### Data for this task
**********

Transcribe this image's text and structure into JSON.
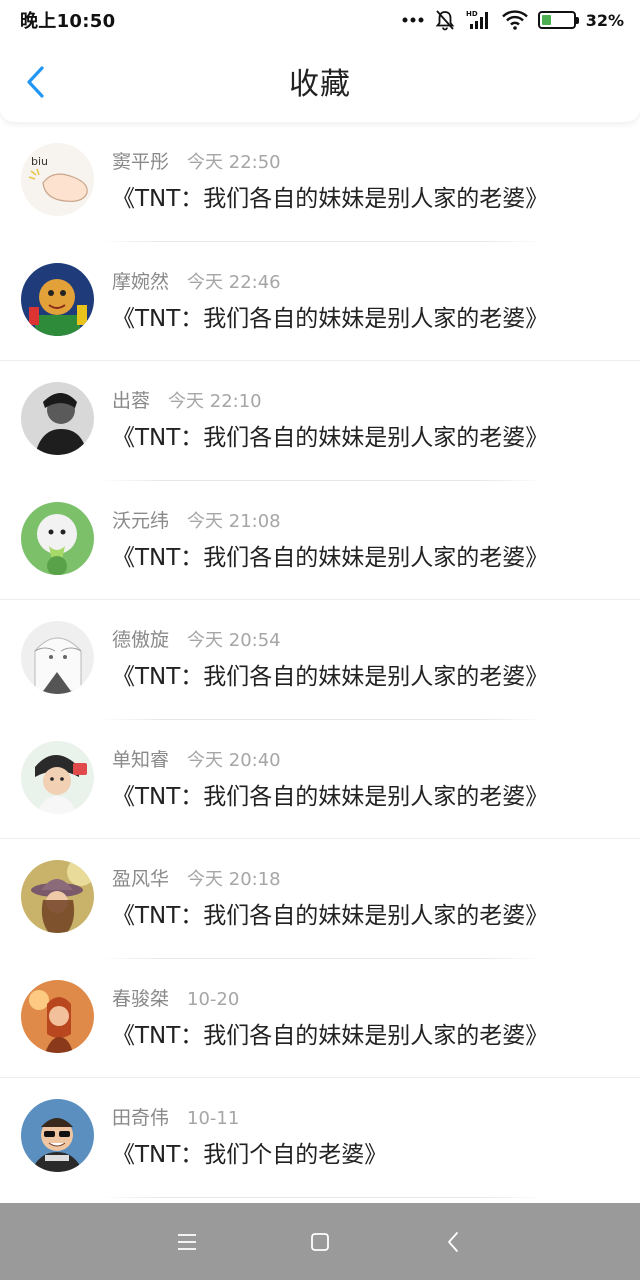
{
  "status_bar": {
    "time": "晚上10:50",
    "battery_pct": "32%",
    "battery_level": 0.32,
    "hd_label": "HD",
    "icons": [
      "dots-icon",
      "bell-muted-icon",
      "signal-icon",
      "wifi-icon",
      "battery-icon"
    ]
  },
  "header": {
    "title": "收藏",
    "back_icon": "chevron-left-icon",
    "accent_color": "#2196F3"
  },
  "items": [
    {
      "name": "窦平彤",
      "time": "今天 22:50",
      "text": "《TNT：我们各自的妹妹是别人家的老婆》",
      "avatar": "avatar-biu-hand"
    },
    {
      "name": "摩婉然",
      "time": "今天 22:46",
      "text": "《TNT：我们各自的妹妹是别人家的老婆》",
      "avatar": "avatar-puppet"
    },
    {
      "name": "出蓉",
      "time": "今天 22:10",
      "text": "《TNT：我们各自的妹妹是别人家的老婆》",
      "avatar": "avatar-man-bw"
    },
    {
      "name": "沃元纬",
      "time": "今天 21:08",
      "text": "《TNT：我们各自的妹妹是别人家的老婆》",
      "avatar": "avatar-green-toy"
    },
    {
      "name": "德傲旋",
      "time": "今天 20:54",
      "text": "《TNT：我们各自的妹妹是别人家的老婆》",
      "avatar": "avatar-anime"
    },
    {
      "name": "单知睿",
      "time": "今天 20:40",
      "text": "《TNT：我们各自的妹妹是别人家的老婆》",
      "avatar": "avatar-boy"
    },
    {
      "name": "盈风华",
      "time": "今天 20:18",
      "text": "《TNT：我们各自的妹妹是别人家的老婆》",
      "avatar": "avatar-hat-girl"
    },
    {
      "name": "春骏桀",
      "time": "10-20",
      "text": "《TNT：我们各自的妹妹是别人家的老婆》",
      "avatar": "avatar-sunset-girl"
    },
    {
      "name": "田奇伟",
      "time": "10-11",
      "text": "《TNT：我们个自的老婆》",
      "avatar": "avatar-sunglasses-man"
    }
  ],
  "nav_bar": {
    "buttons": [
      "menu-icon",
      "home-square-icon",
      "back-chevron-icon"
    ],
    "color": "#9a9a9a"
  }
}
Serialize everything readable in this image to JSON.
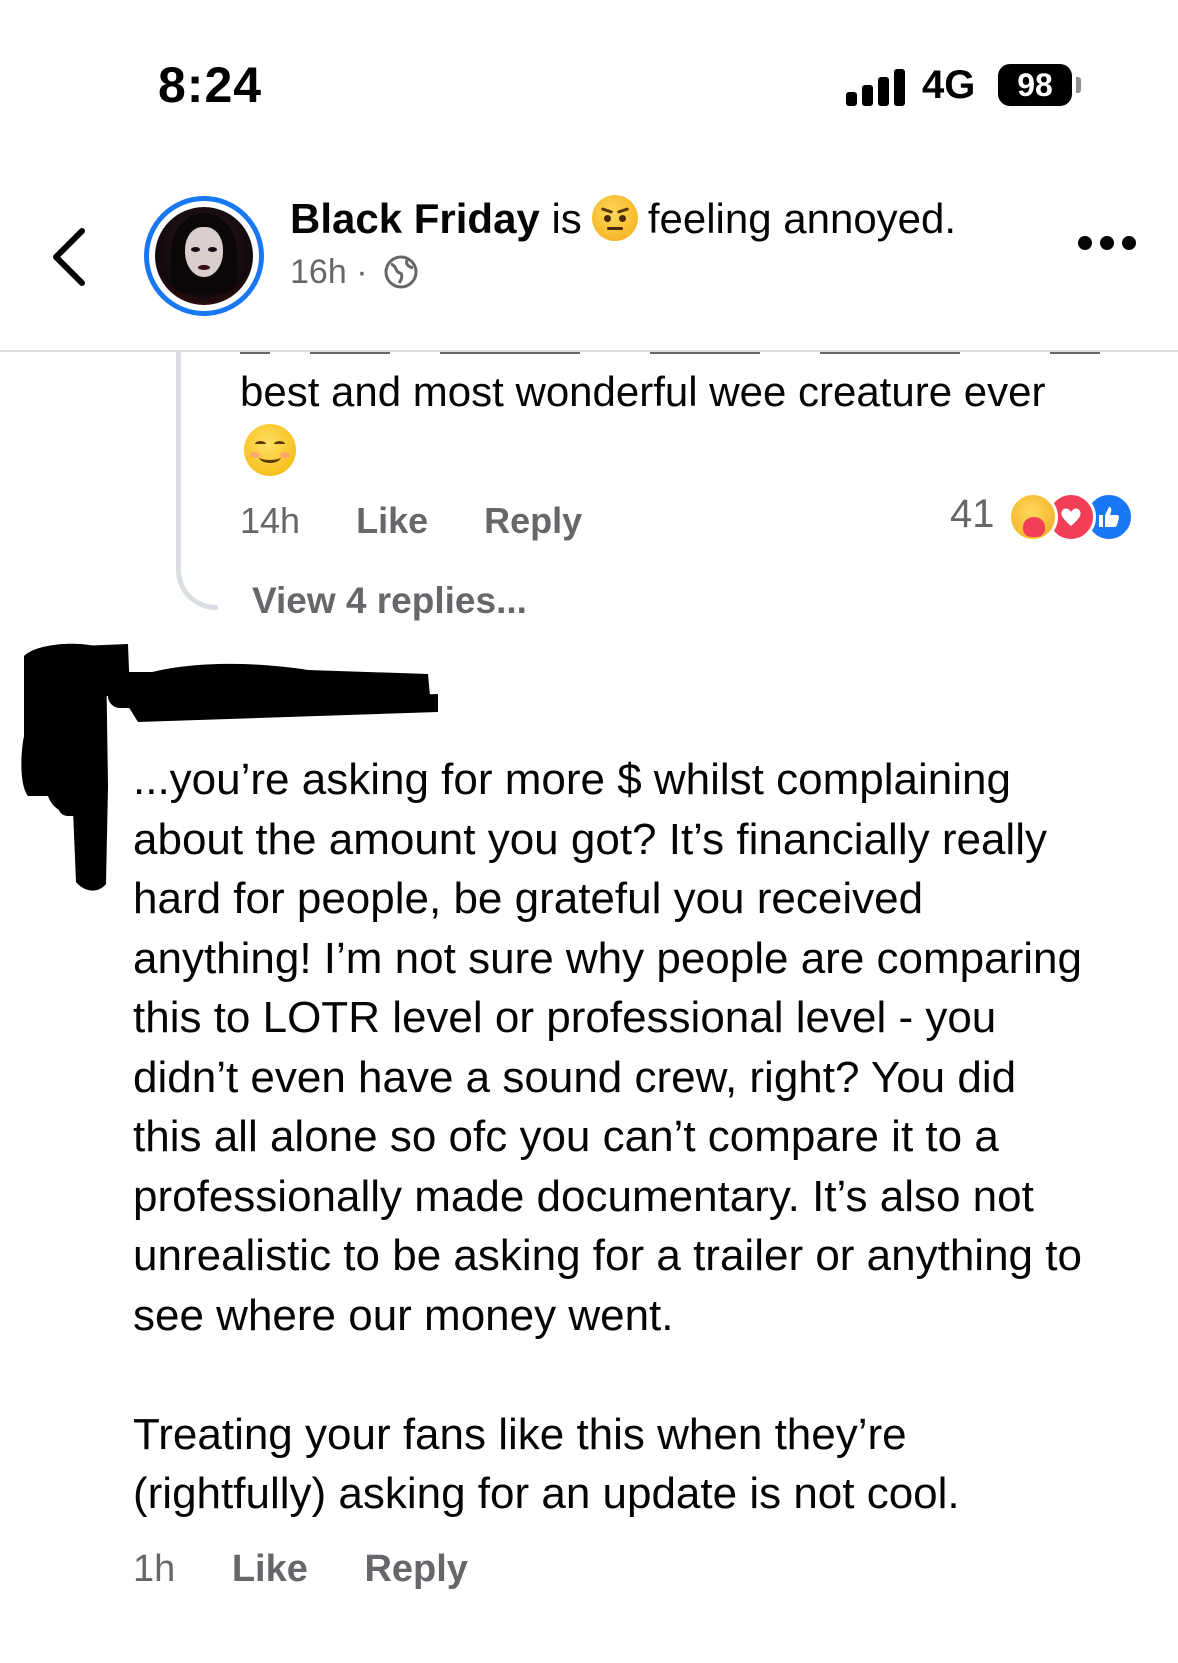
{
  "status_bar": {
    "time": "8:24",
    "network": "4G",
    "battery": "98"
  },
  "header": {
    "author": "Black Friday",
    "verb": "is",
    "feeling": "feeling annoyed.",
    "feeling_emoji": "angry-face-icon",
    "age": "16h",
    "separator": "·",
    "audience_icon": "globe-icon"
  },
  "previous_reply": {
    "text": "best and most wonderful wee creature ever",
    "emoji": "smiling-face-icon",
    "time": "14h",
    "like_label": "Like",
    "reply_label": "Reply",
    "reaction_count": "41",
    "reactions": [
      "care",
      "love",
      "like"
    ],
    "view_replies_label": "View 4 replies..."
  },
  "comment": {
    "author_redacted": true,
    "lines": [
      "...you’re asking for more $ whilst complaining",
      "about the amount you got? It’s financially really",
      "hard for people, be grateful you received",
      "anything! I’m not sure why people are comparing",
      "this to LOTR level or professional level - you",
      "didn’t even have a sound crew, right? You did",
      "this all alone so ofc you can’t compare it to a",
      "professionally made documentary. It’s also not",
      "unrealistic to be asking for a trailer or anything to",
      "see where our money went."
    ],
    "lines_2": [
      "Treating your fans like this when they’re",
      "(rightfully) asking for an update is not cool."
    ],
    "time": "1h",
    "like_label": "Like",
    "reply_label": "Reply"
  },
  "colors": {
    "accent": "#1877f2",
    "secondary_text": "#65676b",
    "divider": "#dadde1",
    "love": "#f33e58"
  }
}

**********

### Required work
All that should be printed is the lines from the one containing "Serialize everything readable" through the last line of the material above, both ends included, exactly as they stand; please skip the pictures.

### Task answer
Serialize everything readable in this image to JSON.
{
  "status_bar": {
    "time": "8:24",
    "network": "4G",
    "battery": "98"
  },
  "header": {
    "author": "Black Friday",
    "verb": "is",
    "feeling": "feeling annoyed.",
    "feeling_emoji": "angry-face-icon",
    "age": "16h",
    "separator": "·",
    "audience_icon": "globe-icon"
  },
  "previous_reply": {
    "text": "best and most wonderful wee creature ever",
    "emoji": "smiling-face-icon",
    "time": "14h",
    "like_label": "Like",
    "reply_label": "Reply",
    "reaction_count": "41",
    "reactions": [
      "care",
      "love",
      "like"
    ],
    "view_replies_label": "View 4 replies..."
  },
  "comment": {
    "author_redacted": true,
    "lines": [
      "...you’re asking for more $ whilst complaining",
      "about the amount you got? It’s financially really",
      "hard for people, be grateful you received",
      "anything! I’m not sure why people are comparing",
      "this to LOTR level or professional level - you",
      "didn’t even have a sound crew, right? You did",
      "this all alone so ofc you can’t compare it to a",
      "professionally made documentary. It’s also not",
      "unrealistic to be asking for a trailer or anything to",
      "see where our money went."
    ],
    "lines_2": [
      "Treating your fans like this when they’re",
      "(rightfully) asking for an update is not cool."
    ],
    "time": "1h",
    "like_label": "Like",
    "reply_label": "Reply"
  },
  "colors": {
    "accent": "#1877f2",
    "secondary_text": "#65676b",
    "divider": "#dadde1",
    "love": "#f33e58"
  }
}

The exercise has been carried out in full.